Thank you for your answers!
To be sure we are on the same page, I'd like to specify how I would write the process if I had to code it from scratch not using BackTrader and dealing with realtime.
Let’s add a simple moving average system to complicate the things a little bit.
For every day in test and for real time:
- Ask the data provider (I use Bloomberg professional but I can also download data into CSV/Excel from it) the composition of index "X" at the date. For Eurostoxx 50 it would give me a list 50 tickers. Obviously this list will change in time, usually it is reviewed every three months. I could optimize the request to be made only at the end of the quarter but to be sure let’s ask Bloomberg the membership data every single day.
- Ask the data provider the needed n historical data (PX_LAST) of all the tickers in the members list and for every Series compute a moving average on it. Let’s say a 50 day moving average.
- If a ticker is in this list but not in my portfolio, BUY it at next open if the last close is above it's moving average.
- If a ticker is in my portfolio but not in the list (so it's not anymore a member of the index), SELL it at next open. I don’t won’t it to be part of my portfolio.
- If a ticker is in my portfolio and it's also in the index list but the last close is below the moving average sell it at next open.
- Compute the size of each new position according to some formula (equal weight to be simple but could be some more complex algorithm like minimum variance, risk parity…)
Now, If I only want to backtest and not to deal with realtime trading I have a big advantage.
I could ask Bloomberg (or any other data provider that can give me this information) the historical composition of the index I'm tracking for each day in the test. In the end, at the very last day, with a simple loop I can get all the tickers that have been members of the index in the period of time between test_start_date and test_end_date. This is why I thought I could simply add a column “membership” with a Y/N flag.
You’re right about the fact not all the historical series would start the same day. We have two options here:

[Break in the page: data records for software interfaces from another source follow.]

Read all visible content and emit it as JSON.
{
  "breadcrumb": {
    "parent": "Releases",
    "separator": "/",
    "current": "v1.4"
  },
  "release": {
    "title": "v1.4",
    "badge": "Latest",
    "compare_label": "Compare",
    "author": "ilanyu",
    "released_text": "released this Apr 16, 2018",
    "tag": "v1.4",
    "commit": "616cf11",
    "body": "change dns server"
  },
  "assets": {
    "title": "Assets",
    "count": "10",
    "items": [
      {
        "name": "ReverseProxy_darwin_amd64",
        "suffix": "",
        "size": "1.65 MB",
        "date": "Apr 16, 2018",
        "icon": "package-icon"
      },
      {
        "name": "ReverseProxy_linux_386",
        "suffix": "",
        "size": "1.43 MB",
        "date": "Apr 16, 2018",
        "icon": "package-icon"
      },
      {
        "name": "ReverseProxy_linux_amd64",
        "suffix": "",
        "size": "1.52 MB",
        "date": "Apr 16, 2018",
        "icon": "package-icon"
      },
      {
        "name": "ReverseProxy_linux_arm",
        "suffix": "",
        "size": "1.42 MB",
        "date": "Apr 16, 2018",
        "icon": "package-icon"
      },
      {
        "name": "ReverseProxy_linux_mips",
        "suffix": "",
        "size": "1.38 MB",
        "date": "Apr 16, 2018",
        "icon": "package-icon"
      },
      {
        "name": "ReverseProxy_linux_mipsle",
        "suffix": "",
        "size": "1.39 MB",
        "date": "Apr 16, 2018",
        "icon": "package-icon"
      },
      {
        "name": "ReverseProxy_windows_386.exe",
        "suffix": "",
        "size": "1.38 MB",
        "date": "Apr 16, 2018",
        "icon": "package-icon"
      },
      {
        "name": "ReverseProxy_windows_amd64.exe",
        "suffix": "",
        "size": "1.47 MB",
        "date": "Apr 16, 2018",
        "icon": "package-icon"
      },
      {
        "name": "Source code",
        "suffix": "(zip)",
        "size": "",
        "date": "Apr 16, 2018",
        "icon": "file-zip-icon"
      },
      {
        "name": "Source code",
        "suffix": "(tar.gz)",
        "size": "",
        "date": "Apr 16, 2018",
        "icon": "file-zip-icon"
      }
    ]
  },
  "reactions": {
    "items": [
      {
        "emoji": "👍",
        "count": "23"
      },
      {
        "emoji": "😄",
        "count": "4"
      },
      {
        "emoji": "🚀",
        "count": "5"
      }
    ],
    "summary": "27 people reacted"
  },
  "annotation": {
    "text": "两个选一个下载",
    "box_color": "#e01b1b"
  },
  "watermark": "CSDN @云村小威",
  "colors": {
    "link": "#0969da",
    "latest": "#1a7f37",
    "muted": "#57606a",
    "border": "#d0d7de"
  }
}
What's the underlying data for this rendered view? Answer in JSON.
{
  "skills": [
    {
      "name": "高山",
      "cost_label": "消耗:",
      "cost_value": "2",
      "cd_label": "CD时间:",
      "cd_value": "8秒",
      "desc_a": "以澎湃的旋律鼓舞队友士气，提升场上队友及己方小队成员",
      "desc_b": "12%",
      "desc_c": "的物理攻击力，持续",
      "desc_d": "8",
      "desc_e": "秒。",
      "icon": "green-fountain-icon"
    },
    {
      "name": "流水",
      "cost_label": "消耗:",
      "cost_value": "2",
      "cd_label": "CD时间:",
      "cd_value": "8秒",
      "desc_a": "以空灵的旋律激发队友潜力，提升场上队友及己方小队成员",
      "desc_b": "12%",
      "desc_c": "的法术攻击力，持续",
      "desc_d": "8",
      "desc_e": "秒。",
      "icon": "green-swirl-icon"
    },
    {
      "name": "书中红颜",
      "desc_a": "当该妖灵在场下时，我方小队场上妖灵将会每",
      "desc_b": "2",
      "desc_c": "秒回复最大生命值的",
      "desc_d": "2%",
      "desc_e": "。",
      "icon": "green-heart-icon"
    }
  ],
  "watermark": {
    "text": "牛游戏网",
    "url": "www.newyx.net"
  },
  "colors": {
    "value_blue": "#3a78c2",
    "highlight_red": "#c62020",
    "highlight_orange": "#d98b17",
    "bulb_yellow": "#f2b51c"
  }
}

- Find a way to have BackTrader asking the CSV data provider, at each heartbeat, the composition of the index, the same as I’d do with Bloomberg in real time if I had to write the whole process from scratch. Is it possible with BackTrader?
- Cheat a little bit with the benefit of insight. Align, before importing the data, all the series to start at the same day with pandas. This could mean having to add anther column to be sure I won’t buy/sell a ticker on fake data. Sure, I would have to pre-process all the data with pandas before feeding BackTrader with it but it wouldn't be a big deal. And if done with care it won't damage the validity of the test.
I'd like to know if there are better ways to handle this.
Thanks, I am well aware of all the problems to compute the size using the last close, the only data we know for sure, and the possibile slippage I would get at next open (positive or negative). I guess the best option is, as you pointed out, to keep some free cash (5%?) and to prioritise the sells orders to be sure to get all the buy orders filled. I didn't mention it in my posto only to keep the things the simplest as I could